Re Posted: from www.timesdispatch.com | Friday, March 1, 2013 12:00 am | Updated: 9:50 pm, Sun Mar 3, 2013.
We’ve never met, but Gabby Giffords is one of my heroes, and I hope to meet her when she and her husband appear at the Richmond Forum next week.
As an occupational therapist who specialized in brain injury rehabilitation, I have worked with many patients who sustained terrible injuries, and I know how hard everyone worked for Giffords’ recovery from the shooting that nearly took her life. I have become emotional watching her journey…the first images from the hospital, the interview with Diane Sawyer, announcing and delivering her resignation from Congress, testifying at the Senate hearing on gun control after the Newtown shooting. I am empathetic to what she and her family have been through, happy for and in awe of her recovery, and hurt that so many people are not able to get the same amazing care she did.
Our magnificent brain is what makes it possible for us to laugh, love and live in this world, yet so many take it for granted. It is our internal motherboard, and we are nothing without it. Falls are the No. 1 cause of brain injury, but we are more likely to buy and use helmets for our smart phones than for our heads. Each year more than 1 million Americans sustain a brain injury — that’s more than hear a diagnosis of cancer, and yet more money is devoted to treating and curing cancer than treating and curing brain injury. Cancer is a devastating disease, but brain injury leads to a lifetime of chronic diseases, and more resources should be devoted to finding answers that improve treatment and lead to a cure.
How do we stop, slow or reverse the damage caused by brain injury? How do we preserve and protect brain function that remains after an injury? What are the long-term consequences of brain injury, and what can we do to minimize negative effects? Research shows that brain injury can lead to homelessness, joblessness and mental health disorders. Research also shows the right treatment at the right time by the right team optimizes recovery and decreases dependency, and that the cost of rehabilitation is far less than the costs of long term care. Giffords got the best care possible, and is a perfect example of our ability to save lives and improve function.

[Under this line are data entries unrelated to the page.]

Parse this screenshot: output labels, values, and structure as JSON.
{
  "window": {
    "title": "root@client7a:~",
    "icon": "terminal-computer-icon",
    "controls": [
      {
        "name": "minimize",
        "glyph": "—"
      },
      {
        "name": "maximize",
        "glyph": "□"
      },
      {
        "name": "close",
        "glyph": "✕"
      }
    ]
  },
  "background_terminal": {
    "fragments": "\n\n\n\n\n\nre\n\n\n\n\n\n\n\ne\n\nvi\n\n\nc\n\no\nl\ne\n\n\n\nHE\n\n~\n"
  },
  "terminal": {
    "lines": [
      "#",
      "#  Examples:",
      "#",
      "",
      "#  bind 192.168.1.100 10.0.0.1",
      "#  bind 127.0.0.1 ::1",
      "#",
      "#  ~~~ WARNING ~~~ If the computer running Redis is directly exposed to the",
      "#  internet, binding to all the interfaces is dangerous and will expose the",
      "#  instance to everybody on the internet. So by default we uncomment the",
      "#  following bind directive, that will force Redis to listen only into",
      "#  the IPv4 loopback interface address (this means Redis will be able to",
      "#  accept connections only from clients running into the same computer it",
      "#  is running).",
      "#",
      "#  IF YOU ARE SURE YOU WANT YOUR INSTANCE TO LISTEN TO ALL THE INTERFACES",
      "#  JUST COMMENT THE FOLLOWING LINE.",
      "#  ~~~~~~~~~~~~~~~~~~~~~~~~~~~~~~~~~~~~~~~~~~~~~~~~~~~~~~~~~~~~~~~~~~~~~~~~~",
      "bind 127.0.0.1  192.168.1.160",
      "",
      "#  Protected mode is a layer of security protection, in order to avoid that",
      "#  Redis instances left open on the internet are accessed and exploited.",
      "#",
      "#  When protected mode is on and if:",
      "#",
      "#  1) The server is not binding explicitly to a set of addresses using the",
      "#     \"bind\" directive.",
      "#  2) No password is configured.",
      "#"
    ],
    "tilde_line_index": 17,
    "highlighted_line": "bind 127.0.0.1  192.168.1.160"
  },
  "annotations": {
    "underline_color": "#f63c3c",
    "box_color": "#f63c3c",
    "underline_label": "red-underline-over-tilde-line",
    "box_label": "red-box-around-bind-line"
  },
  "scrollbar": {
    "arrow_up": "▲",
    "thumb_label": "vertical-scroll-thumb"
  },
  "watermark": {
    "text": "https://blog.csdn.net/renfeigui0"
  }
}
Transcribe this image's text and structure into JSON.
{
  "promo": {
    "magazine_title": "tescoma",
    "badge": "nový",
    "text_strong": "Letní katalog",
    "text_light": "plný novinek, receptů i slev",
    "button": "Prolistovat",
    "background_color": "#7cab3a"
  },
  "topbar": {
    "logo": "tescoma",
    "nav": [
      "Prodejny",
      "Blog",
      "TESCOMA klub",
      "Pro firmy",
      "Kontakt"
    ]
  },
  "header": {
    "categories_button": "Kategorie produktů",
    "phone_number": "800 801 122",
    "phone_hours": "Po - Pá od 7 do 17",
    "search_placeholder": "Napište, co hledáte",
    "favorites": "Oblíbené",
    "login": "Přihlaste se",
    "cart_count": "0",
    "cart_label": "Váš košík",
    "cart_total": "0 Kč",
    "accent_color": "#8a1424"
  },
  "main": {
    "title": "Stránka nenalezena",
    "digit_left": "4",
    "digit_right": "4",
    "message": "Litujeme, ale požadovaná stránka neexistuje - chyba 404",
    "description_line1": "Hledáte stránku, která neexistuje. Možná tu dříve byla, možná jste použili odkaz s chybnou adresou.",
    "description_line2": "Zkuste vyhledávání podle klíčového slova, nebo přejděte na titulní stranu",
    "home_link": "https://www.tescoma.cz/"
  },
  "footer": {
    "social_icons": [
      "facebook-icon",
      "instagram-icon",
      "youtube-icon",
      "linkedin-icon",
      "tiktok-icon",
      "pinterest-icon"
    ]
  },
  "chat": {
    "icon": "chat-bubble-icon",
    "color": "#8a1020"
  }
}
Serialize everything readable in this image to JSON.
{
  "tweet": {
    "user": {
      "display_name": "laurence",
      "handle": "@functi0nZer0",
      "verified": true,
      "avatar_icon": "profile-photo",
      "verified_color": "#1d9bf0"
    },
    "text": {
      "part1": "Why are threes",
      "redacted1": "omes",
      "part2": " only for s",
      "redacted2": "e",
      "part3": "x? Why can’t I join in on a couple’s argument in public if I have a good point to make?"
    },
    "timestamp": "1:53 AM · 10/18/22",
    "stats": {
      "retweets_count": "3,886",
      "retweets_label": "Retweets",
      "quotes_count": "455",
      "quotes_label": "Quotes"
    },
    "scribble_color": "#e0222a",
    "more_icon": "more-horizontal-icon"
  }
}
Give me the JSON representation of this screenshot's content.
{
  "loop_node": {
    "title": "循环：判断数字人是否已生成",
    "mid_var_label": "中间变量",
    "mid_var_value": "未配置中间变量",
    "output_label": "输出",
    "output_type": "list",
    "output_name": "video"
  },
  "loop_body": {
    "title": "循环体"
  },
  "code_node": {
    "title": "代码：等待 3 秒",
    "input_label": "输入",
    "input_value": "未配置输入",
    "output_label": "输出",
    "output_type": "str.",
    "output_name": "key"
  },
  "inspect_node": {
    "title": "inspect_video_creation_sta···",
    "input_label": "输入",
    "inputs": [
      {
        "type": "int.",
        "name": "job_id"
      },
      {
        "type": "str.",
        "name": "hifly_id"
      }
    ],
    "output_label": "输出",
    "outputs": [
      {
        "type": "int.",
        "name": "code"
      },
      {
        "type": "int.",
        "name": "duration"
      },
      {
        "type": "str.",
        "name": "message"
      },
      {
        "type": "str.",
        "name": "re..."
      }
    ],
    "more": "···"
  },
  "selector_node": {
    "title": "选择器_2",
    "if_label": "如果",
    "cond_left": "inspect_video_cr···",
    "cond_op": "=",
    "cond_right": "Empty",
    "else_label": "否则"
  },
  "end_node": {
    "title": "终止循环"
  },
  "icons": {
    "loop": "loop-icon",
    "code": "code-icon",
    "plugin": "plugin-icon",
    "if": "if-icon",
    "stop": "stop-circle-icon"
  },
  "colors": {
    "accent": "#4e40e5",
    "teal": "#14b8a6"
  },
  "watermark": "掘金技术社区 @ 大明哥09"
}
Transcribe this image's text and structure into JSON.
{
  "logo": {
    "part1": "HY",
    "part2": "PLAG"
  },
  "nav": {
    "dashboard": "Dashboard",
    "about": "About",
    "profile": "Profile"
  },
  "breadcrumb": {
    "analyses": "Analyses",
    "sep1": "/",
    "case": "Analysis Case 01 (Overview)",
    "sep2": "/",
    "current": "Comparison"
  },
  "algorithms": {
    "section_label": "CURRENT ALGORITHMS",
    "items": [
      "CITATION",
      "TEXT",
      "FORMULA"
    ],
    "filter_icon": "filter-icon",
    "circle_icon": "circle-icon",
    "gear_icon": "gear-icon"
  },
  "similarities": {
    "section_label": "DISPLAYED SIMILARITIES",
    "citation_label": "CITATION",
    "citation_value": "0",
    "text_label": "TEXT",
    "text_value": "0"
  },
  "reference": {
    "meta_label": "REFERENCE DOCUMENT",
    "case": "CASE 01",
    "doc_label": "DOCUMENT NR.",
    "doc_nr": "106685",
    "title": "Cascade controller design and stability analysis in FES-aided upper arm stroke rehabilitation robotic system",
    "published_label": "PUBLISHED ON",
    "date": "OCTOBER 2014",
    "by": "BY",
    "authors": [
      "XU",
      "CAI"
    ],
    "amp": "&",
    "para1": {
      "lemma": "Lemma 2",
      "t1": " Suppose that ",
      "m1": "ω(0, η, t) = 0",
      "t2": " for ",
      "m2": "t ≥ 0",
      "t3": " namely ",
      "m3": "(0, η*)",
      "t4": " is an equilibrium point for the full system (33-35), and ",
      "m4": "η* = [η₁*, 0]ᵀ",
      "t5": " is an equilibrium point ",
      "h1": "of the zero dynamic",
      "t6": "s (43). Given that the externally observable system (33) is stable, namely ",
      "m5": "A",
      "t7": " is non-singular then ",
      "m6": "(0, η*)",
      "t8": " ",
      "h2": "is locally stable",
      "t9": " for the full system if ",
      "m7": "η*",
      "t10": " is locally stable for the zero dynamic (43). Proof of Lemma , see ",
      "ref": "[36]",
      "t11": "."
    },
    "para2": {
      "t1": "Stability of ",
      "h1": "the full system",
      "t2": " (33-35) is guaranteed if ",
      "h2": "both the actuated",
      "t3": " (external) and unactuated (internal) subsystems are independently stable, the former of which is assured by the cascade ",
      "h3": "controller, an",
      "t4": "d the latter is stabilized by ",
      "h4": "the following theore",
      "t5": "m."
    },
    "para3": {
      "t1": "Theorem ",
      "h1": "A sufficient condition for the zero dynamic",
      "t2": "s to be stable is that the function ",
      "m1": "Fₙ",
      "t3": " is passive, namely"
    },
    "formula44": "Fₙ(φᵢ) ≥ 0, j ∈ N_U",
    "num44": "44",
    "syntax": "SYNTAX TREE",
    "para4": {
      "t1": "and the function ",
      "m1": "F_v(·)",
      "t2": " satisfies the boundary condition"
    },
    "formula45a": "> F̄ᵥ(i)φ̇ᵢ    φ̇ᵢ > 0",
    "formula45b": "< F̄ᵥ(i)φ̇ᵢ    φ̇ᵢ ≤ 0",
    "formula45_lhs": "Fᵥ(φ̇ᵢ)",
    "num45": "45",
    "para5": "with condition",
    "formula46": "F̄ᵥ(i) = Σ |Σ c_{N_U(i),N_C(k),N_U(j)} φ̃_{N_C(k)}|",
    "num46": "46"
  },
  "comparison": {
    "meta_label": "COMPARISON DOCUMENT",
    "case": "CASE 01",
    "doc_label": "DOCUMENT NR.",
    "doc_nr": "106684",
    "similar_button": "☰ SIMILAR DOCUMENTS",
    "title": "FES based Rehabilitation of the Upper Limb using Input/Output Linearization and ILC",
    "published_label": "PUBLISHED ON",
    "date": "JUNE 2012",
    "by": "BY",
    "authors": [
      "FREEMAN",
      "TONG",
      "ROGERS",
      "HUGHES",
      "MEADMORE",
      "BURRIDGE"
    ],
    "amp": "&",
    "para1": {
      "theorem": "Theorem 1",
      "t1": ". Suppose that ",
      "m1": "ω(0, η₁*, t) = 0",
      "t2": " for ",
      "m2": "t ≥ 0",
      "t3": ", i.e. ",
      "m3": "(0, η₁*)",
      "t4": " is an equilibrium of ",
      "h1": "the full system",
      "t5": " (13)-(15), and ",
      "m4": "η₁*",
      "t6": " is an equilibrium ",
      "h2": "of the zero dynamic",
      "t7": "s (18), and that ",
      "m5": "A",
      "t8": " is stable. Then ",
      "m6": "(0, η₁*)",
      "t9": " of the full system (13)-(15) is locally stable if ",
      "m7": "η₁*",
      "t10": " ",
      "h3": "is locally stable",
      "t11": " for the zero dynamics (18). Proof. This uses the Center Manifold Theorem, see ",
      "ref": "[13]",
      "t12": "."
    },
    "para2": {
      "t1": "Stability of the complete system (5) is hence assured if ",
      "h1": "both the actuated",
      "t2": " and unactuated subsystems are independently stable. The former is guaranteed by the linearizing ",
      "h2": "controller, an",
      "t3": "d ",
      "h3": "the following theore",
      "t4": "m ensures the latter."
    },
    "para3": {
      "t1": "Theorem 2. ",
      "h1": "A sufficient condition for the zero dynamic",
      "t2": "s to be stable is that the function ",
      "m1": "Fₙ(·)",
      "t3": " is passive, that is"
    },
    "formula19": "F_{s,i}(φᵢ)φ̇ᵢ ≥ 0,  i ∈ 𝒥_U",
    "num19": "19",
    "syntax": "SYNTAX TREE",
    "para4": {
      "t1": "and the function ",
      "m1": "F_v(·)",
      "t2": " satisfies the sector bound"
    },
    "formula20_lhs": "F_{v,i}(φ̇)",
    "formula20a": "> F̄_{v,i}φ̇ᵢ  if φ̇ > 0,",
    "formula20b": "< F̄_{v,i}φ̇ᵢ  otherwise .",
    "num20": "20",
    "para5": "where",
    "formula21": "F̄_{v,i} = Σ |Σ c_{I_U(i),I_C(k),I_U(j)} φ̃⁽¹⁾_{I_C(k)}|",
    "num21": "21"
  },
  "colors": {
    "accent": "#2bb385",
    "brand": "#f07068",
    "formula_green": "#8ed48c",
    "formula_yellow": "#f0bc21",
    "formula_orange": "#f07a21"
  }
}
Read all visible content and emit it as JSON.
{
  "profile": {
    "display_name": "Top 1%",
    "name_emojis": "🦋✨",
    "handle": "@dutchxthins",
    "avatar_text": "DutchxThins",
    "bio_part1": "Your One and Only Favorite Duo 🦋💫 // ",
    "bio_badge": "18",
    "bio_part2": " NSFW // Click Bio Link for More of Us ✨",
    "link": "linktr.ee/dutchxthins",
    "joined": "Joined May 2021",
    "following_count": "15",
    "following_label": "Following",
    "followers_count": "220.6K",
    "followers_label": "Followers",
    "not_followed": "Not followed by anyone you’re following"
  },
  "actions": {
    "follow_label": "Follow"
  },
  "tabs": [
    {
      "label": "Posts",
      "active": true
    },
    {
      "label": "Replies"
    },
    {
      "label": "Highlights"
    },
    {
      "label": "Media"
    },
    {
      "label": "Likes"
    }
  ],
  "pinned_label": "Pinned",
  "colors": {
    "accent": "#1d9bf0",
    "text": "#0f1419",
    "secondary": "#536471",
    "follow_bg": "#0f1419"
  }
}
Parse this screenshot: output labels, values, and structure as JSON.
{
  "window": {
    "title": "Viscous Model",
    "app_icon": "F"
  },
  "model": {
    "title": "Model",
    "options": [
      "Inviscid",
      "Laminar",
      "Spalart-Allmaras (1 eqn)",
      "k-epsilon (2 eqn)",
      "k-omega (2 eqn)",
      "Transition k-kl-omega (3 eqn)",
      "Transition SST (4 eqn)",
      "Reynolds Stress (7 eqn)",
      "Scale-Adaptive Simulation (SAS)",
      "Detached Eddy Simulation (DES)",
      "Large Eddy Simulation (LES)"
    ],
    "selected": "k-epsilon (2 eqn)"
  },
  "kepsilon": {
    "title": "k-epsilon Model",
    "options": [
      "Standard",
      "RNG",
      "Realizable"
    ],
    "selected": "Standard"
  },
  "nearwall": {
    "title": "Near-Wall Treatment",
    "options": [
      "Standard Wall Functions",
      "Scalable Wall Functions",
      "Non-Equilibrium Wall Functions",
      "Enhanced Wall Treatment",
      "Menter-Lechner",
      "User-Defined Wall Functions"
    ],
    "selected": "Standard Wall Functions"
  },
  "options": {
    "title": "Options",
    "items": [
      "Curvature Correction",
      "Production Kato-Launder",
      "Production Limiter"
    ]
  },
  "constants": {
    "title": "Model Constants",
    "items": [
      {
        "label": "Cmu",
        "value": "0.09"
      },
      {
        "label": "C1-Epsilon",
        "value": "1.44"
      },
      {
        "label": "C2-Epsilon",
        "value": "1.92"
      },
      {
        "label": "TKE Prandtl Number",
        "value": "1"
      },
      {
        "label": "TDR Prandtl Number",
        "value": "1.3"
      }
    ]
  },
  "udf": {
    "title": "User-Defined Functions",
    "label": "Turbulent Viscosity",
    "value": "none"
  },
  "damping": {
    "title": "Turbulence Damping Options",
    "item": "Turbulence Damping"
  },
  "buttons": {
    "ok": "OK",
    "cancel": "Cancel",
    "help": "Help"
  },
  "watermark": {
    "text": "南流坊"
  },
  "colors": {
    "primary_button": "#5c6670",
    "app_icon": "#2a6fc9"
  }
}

Yet lengths of hospital stays for treatment after brain injury have plummeted from 48 days in 1990 to 16 days in 2011. Injuries haven’t become less severe, and we haven’t uncovered any miraculous shortcuts; people are just being discharged sicker and quicker. Many are surprised to learn the amount of care someone needs after brain injury is often not what they get, and families are often disappointed in the limits of their insurance policies. The costs of brain injury can and often does force a family into dire financial situations, and limits on the type and amount of treatments lead to higher than necessary levels of disability.
Nearly 200,000 Virginians are disabled as a result of brain injury, which is roughly the same number as those with intellectual and developmental disabilities. State funding for brain injury supports and services is less than $4 million, while in the last two years $40 million was included in Virginia’s budget to fund a federally required expansion of community based placements for those with intellectual and developmental disabilities. Virginia’s state funded community based brain injury services offer critical core safety net supports and services to vulnerable people who desperately need help, but waiting lists exceed 3 years, and the few programs trying to cover the entire Commonwealth of Virginia are under resourced and underfunded.
A small subset of people with brain injury have significant behavioral issues that put their safety and the safety of others at risk, and several of them have been placed in out-of-state facilities. The system of care in Virginia for those with brain injury who struggle with behavioral issues is inadequate, and the inability to get the right help at the right time has culminated in deaths, placed others at great risk, and let many people down.
Brain injury is terribly misunderstood. It happens as a result of falls, heart attacks, strokes and more often than not, someone else’s bad choice. It’s more than just a “bump on the head.” It can cause and accelerate chronic and degenerative illnesses such as epilepsy and dementia. It can destroy lives and cause financial devastation. It can shatter dreams, and force many of those it touches to live a life smaller than it was destined to be.
Most people, like Gabby Giffords, work hard and get better after their injury; for some it becomes one facet of a long and full life. But for the 4,000 Americans who will sustain a brain injury today, the problem deserves to be recognized for the serious public health epidemic it is, researched so we can find a cure, and given the resources that provide help, hope and healing.
Anne McDonnell is the executive director of the Brain Injury Association of Virginia, which celebrates its 30th anniversary of service in 2013. She can be reached at 804-355-5748 or firstname.lastname@example.org.
The personal injury law firm of Allen & Allen is a proud support of the Asociación de Lesiones Cerebrales de Virginia.